violations or can I file a separate FDCPA lawsuit, through a lawyer, in federal court while the small claims case is still open?
Car / Auto Accident Lawyer
First you should consult with an attorney familiar with FDCPA matters immediately. There are not enough facts provided in your post to subvert you need for an initial consultation with counsel. If you case is strong you should definitely file a claim in Federal Court under the FDCPA which may preempt the small claims action all together. There are time lines in litigation so you should get going on this right away.
If you are a potential client, the information you disclose to us by email will be kept in strict confidence and will be protected to the full extent of the law.
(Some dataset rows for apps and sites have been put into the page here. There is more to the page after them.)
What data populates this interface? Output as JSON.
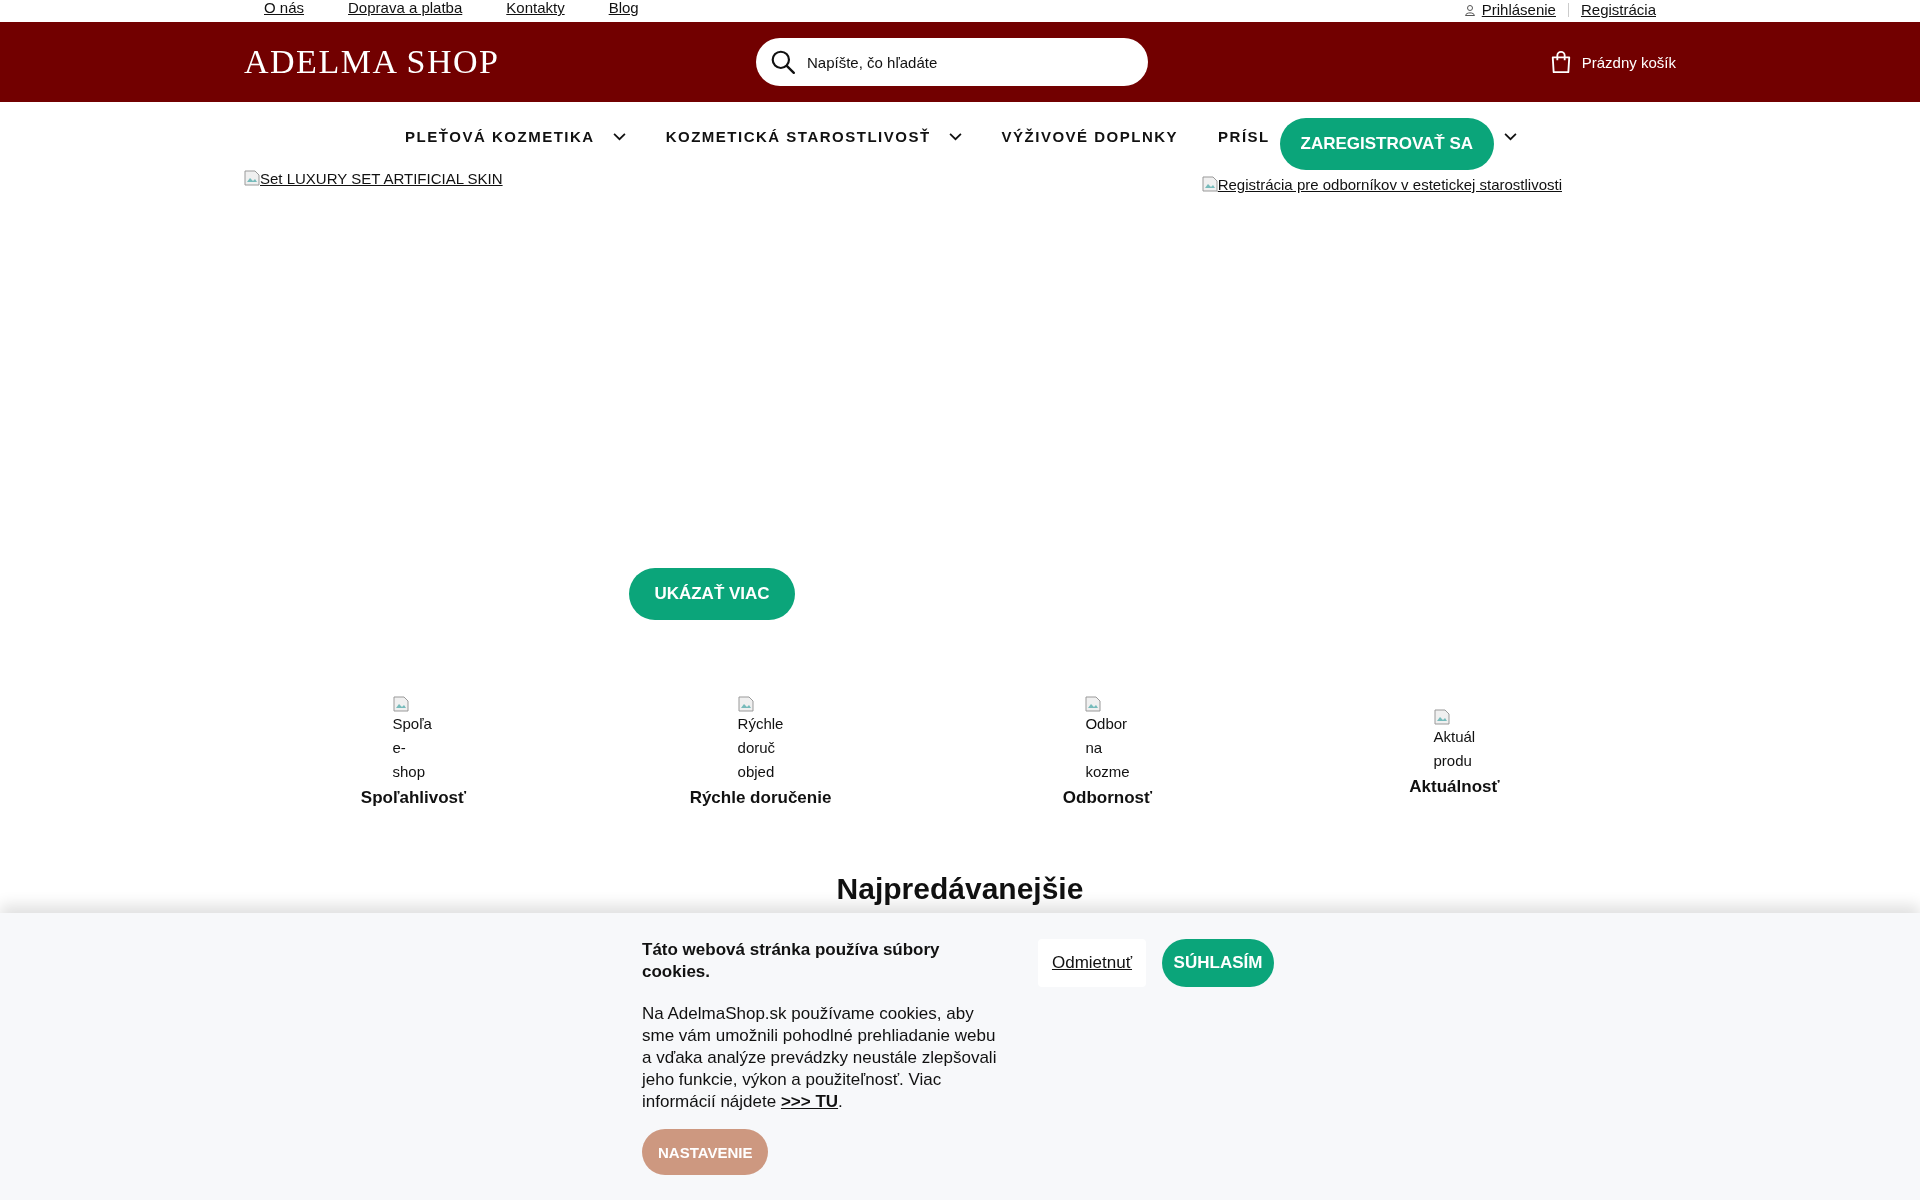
{
  "top_links": [
    "O nás",
    "Doprava a platba",
    "Kontakty",
    "Blog"
  ],
  "account_links": [
    {
      "kind": "login",
      "label": "Prihlásenie"
    },
    {
      "kind": "plain",
      "label": "Registrácia"
    }
  ],
  "header": {
    "logo": "ADELMA SHOP",
    "search": {
      "placeholder": "Napíšte, čo hľadáte"
    },
    "cart": "Prázdny košík"
  },
  "nav": [
    {
      "label": "PLEŤOVÁ KOZMETIKA",
      "dropdown": true
    },
    {
      "label": "KOZMETICKÁ STAROSTLIVOSŤ",
      "dropdown": true
    },
    {
      "label": "VÝŽIVOVÉ DOPLNKY",
      "dropdown": false
    },
    {
      "label": "PRÍSL",
      "dropdown": true
    }
  ],
  "register_button": "ZAREGISTROVAŤ SA",
  "banners": [
    {
      "alt": "Set LUXURY SET ARTIFICIAL SKIN"
    },
    {
      "alt": "Registrácia pre odborníkov v estetickej starostlivosti"
    }
  ],
  "show_more": "UKÁZAŤ VIAC",
  "features": [
    {
      "alt_lines": [
        "Spoľa",
        "e-",
        "shop"
      ],
      "title": "Spoľahlivosť"
    },
    {
      "alt_lines": [
        "Rýchle",
        "doruč",
        "objed"
      ],
      "title": "Rýchle doručenie"
    },
    {
      "alt_lines": [
        "Odbor",
        "na",
        "kozme"
      ],
      "title": "Odbornosť"
    },
    {
      "alt_lines": [
        "Aktuál",
        "produ"
      ],
      "title": "Aktuálnosť"
    }
  ],
  "section_title": "Najpredávanejšie",
  "cookies": {
    "title": "Táto webová stránka používa súbory cookies.",
    "text": "Na AdelmaShop.sk používame cookies, aby sme vám umožnili pohodlné prehliadanie webu a vďaka analýze prevádzky neustále zlepšovali jeho funkcie, výkon a použiteľnosť. Viac informácií nájdete",
    "link": ">>> TU",
    "after_link": ".",
    "settings": "NASTAVENIE",
    "reject": "Odmietnuť",
    "accept": "SÚHLASÍM"
  }
}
Please be advised, however, that the Law Offices of Frank M. Nunes, Inc. and its lawyers do not represent you until you have signed a retainer agreement with the firm. Until that time, you are responsible for any statutes of limitations or other deadlines for your case or potential case.
Landlord / Tenant Lawyer
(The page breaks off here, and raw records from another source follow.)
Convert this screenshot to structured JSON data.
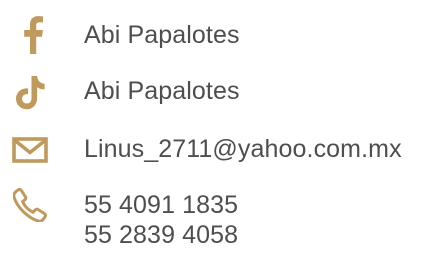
{
  "accent_color": "#bf9a5c",
  "text_color": "#4e4e4e",
  "contacts": {
    "facebook": {
      "icon": "facebook-icon",
      "label": "Abi Papalotes"
    },
    "tiktok": {
      "icon": "tiktok-icon",
      "label": "Abi Papalotes"
    },
    "email": {
      "icon": "mail-icon",
      "label": "Linus_2711@yahoo.com.mx"
    },
    "phone": {
      "icon": "phone-icon",
      "numbers": [
        "55 4091 1835",
        "55 2839 4058"
      ]
    }
  }
}
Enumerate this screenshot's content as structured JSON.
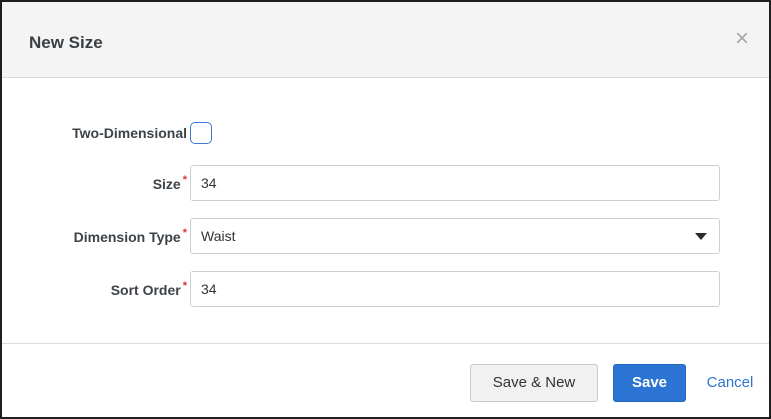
{
  "dialog": {
    "title": "New Size",
    "close_icon": "close-icon"
  },
  "form": {
    "two_dimensional": {
      "label": "Two-Dimensional",
      "checked": false
    },
    "size": {
      "label": "Size",
      "required_marker": "*",
      "value": "34"
    },
    "dimension_type": {
      "label": "Dimension Type",
      "required_marker": "*",
      "value": "Waist",
      "icon": "caret-down-icon"
    },
    "sort_order": {
      "label": "Sort Order",
      "required_marker": "*",
      "value": "34"
    }
  },
  "footer": {
    "save_new_label": "Save & New",
    "save_label": "Save",
    "cancel_label": "Cancel"
  },
  "colors": {
    "primary": "#2b74d4",
    "link": "#2f73cf",
    "required": "#e2332d",
    "header_bg": "#f4f4f4"
  }
}
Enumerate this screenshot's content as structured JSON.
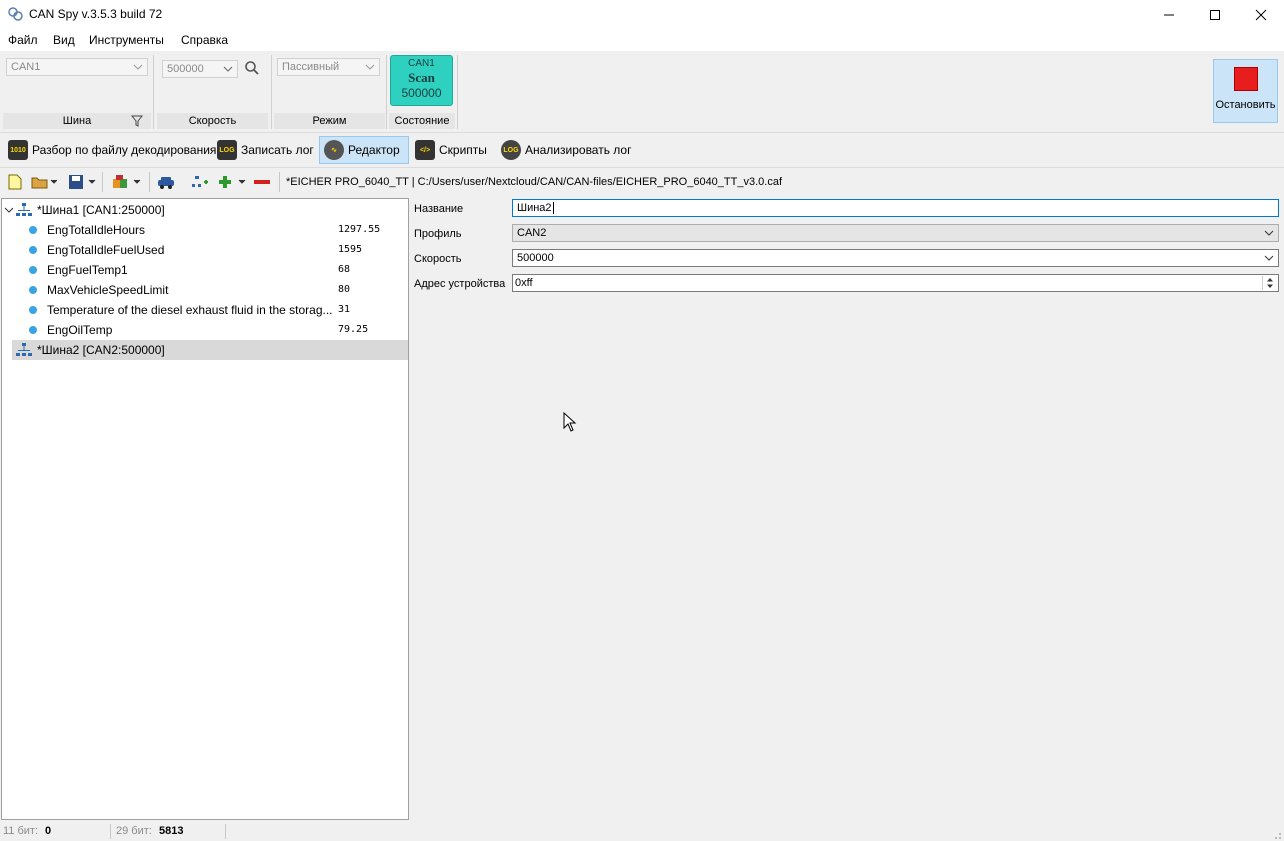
{
  "window": {
    "title": "CAN Spy v.3.5.3 build 72"
  },
  "menu": {
    "file": "Файл",
    "view": "Вид",
    "tools": "Инструменты",
    "help": "Справка"
  },
  "ribbon": {
    "bus_value": "CAN1",
    "bus_label": "Шина",
    "speed_value": "500000",
    "speed_label": "Скорость",
    "mode_value": "Пассивный",
    "mode_label": "Режим",
    "status": {
      "top": "CAN1",
      "middle": "Scan",
      "bottom": "500000",
      "label": "Состояние",
      "color": "#2ed1c0"
    },
    "stop_label": "Остановить",
    "stop_color": "#e81e1e"
  },
  "modes": {
    "decode": "Разбор по файлу декодирования",
    "record": "Записать лог",
    "editor": "Редактор",
    "scripts": "Скрипты",
    "analyze": "Анализировать лог"
  },
  "toolbar": {
    "file_path": "*EICHER PRO_6040_TT | C:/Users/user/Nextcloud/CAN/CAN-files/EICHER_PRO_6040_TT_v3.0.caf"
  },
  "tree": {
    "bus1": "*Шина1 [CAN1:250000]",
    "signals": [
      {
        "name": "EngTotalIdleHours",
        "value": "1297.55"
      },
      {
        "name": "EngTotalIdleFuelUsed",
        "value": "1595"
      },
      {
        "name": "EngFuelTemp1",
        "value": "68"
      },
      {
        "name": "MaxVehicleSpeedLimit",
        "value": "80"
      },
      {
        "name": "Temperature of the diesel exhaust fluid in the storag...",
        "value": "31"
      },
      {
        "name": "EngOilTemp",
        "value": "79.25"
      }
    ],
    "bus2": "*Шина2 [CAN2:500000]"
  },
  "props": {
    "name_label": "Название",
    "name_value": "Шина2",
    "profile_label": "Профиль",
    "profile_value": "CAN2",
    "speed_label": "Скорость",
    "speed_value": "500000",
    "address_label": "Адрес устройства",
    "address_value": "0xff"
  },
  "status": {
    "bits11_label": "11 бит:",
    "bits11_value": "0",
    "bits29_label": "29 бит:",
    "bits29_value": "5813"
  }
}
It depends. You can actually file it in the state court. My concern is that you may actually have to file your counter claim under the doctrine of compulsory counterclaim. In other words, if you don't, you may be precluded from asserting it later. However, it gets complicated and it's best you consult an attorney.
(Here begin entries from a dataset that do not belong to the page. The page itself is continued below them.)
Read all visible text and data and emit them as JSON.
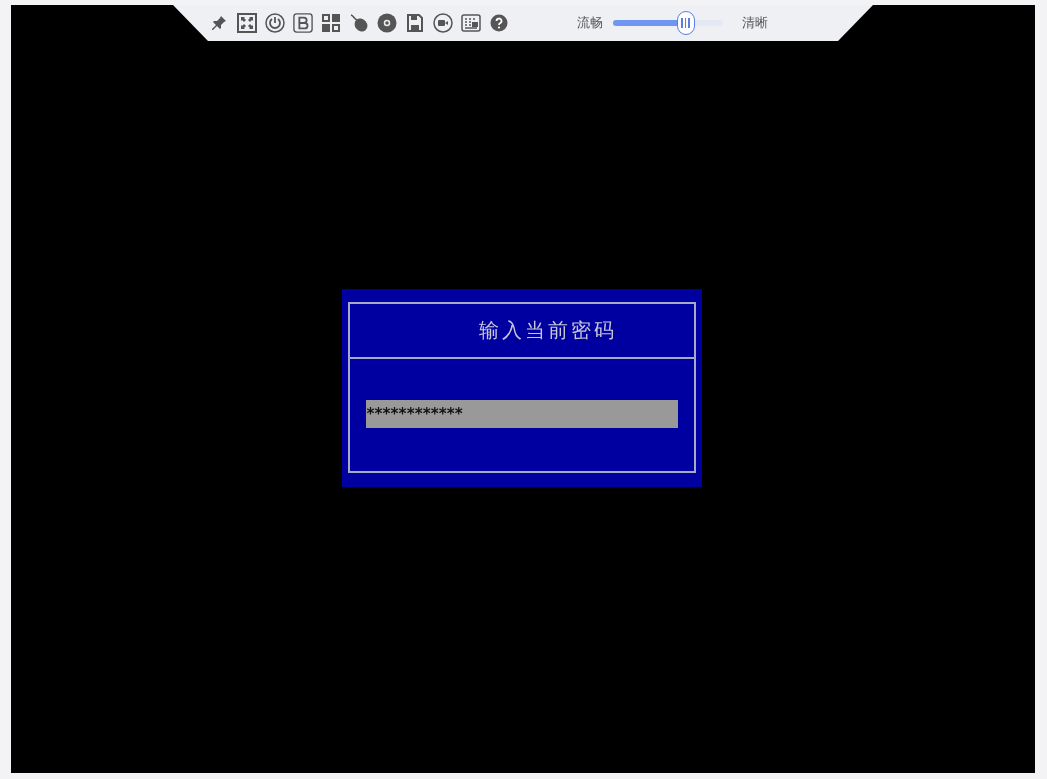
{
  "toolbar": {
    "quality": {
      "low_label": "流畅",
      "level": 0.66,
      "high_label": "清晰"
    }
  },
  "dialog": {
    "title": "输入当前密码",
    "password": "************"
  }
}
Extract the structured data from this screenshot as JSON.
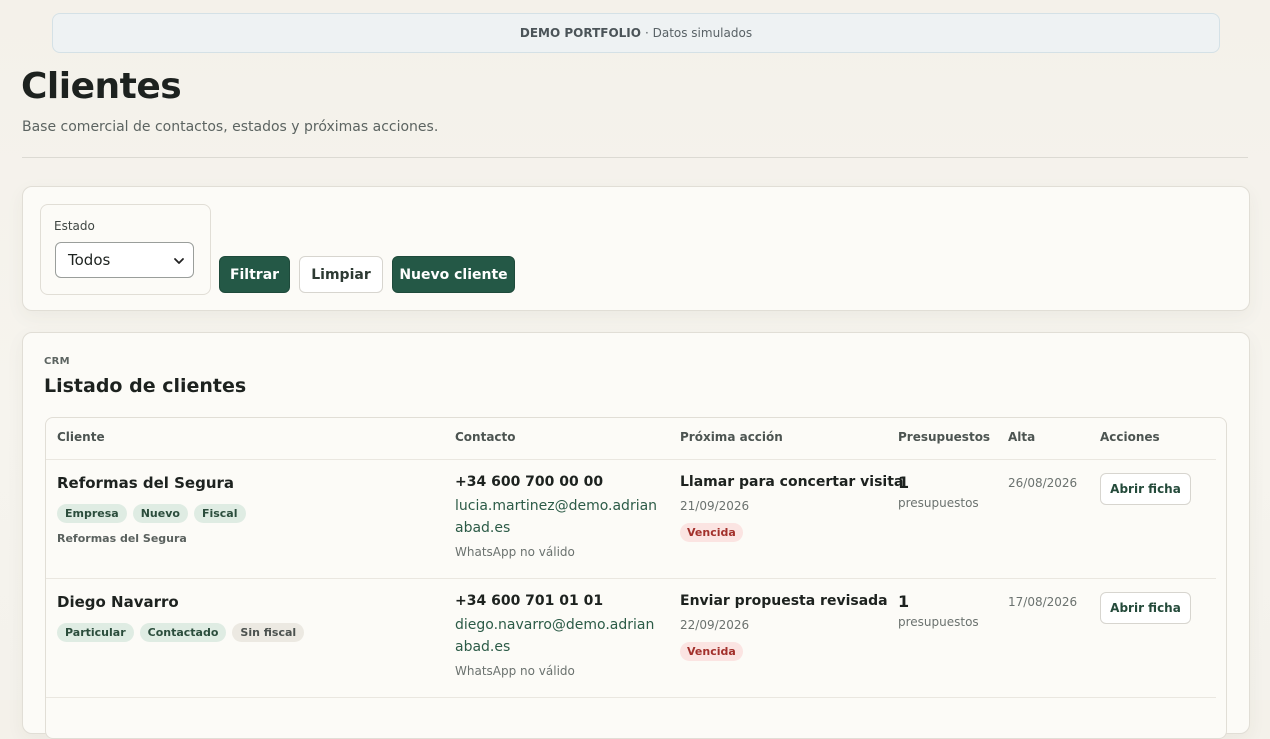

My answers are not to be taken as legal advice. They are for informational purposes only and based on the limited information that is put forth by the Asker. Moreover, no attorney-client relationship is formed. Should you need legal advice, I suggest consulting a local attorney either by phone or in person.
Debt Collection Attorney
You can file the FDCPA claim in either state court or federal court. See 15 U.S.C. 1692k. Many times state court is better than federal court because you can conduct more discovery and you do not need a unanimous jury verdict. This is why many creditors, when sued for a FDCPA violation, remove the case to federal court. The FDCPA case is not a "compulsory counterclaim".